AMHERST, Mass. — Chemical engineers at the University of Massachusetts Amherst, using a catalytic fast pyrolysis process that transforms renewable non-food biomass into petrochemicals, have developed a new catalyst that boosts the yield for five key "building blocks of the chemical industry" by 40 percent compared to previous methods, according to a press release.
This sustainable production process, which holds the promise of being competitive and compatible with the current petroleum refinery infrastructure, has been tested and proven in a laboratory reactor, using wood as the feedstock, the research team said.
"We think that today we can be economically competitive with crude oil production," said research team leader George Huber, an associate professor of chemical engineering at UMass Amherst and one of the country’s leading experts on catalytic pyrolysis.

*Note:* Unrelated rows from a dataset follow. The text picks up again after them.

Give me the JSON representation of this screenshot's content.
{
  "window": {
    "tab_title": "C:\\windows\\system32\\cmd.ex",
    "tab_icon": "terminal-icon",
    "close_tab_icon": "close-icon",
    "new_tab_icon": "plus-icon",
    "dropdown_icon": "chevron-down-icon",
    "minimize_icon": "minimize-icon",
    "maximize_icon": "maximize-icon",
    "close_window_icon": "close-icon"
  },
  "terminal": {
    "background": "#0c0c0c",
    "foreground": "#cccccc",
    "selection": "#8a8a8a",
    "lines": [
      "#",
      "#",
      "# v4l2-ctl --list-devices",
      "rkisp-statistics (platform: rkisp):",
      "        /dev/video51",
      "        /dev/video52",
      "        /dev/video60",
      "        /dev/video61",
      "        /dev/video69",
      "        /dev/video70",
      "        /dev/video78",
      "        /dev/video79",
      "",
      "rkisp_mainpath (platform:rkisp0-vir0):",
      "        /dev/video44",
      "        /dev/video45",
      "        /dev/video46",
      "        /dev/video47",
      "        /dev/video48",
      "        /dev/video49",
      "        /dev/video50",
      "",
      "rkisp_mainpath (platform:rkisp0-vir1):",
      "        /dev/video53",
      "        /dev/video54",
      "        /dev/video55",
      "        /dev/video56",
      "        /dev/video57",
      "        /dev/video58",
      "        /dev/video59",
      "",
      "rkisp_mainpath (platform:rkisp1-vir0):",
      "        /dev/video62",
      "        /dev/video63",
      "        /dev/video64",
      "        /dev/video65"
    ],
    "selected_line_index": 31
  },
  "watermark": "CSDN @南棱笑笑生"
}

Huber says his research team can take wood, grasses or other renewable biomass and create five of the six petrochemicals that serve as the building blocks for the chemical industry.